Down the Line.
The noise of the train, however, drowned Nellie’s voice; besides which Master Bob was further prevented from hearing this appeal to him by reason of his head and shoulders being at that precise instant projected out of the window of the railway-carriage, in utter defiance of the Company’s bye-laws to the contrary and of his sister’s solicitous entreaties to the same effect—poor Nellie, fearing, in her feminine anxiety, that the door would fly open unexpectedly, from the pressure of Bob’s person, and precipitate her brother as suddenly out on the line.
“Bob!” she therefore repeated on finding her first summons disregarded, speaking in a louder key and giving a tug to his jacket the better to attract his attention—“I say, Bob!”

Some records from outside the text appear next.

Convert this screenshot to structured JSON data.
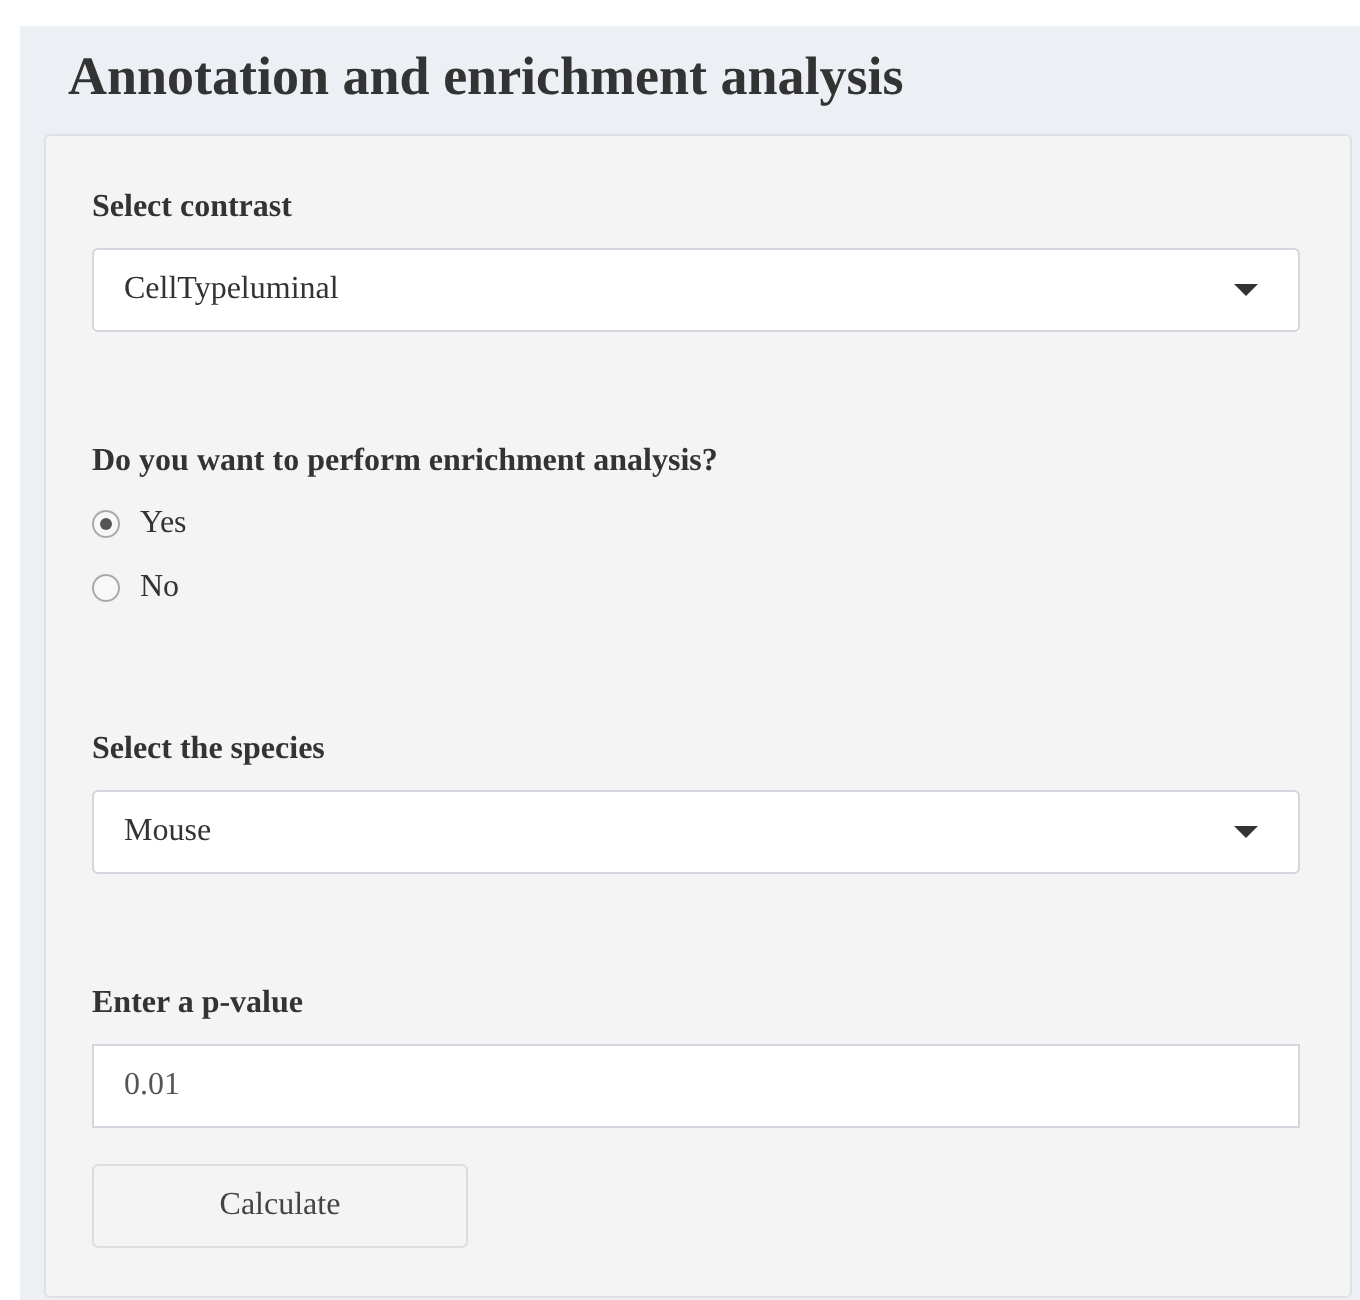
{
  "title": "Annotation and enrichment analysis",
  "fields": [
    {
      "kind": "select",
      "label": "Select contrast",
      "value": "CellTypeluminal"
    },
    {
      "kind": "radio",
      "label": "Do you want to perform enrichment analysis?",
      "options": [
        {
          "label": "Yes",
          "selected": true
        },
        {
          "label": "No",
          "selected": false
        }
      ]
    },
    {
      "kind": "select",
      "label": "Select the species",
      "value": "Mouse"
    },
    {
      "kind": "text",
      "label": "Enter a p-value",
      "value": "0.01"
    }
  ],
  "button": "Calculate"
}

“Hullo! What’s the row?” shouted back the delinquent, hearing her at last, and wriggling himself in from the window like a snail withdrawing itself into its shell, turning round the while his face, slightly flushed with the exertion, to hers—“Anything wrong, eh?”
Little Miss Nellie had not expected her timid and tentative conversational advances to be taken up in this downright fashion. Really she was only anxious for some one to sympathise with her and talk about the various objects of interest which came across her notice as they went along; so, Bob’s abrupt address, coupled with his gruff tone of voice, fell on her enthusiasm like a wet blanket!
“Nothing’s the matter,” she replied timidly. “I only wanted to say how nice it is travelling like this.”
“You don’t mean to say you only called me in to tell me that?” said Bob, almost angrily. “I do think girls are the greatest geese in the world!”
With this dogmatic assertion, Master Bob shoved himself head and shoulders out of the window again, utterly ignoring poor Nellie’s existence, much to her chagrin and dismay.
He was very rude, it must be confessed; but, some allowance should be made for him, all things considered.
In the first place, he was a boy just fresh from the rougher associations of school life; and, secondly, his inquiring mind was intently occupied in endeavouring to solve a series of mathematical problems that set all Euclid’s laws at defiance, as the train whizzed on its way with a ‘piff-paff! pant-pant!’ of the great Juggernaut engine, the carriages rattling and jolting as they were dragged along at the tail of the mighty steam demon, swaying to and fro with a rhythmical movement of the wheels, in measured cadence of spondees and dactyls, as if singing to themselves the song of “the Iron Road.”
Strange to say, this was a song of which, Bob noticed, the involuntary musicians never completed the second bar.
They re-commenced all over again from the beginning, when they reached some particularly crucial point, where the ‘click’ or the ‘clack’ of the ever-echoing ‘click-clacking’ chorus proved too much for their overworked axles!
Bob, though, was not thinking of this music of the rail, or paying any attention to it, albeit it was distinct and plain to him; as, indeed, it is to all with ears attuned in harmony with this mystery of motion, and who choose to listen to it, just as there are ‘sermons in stones,’ for those who care to read them...!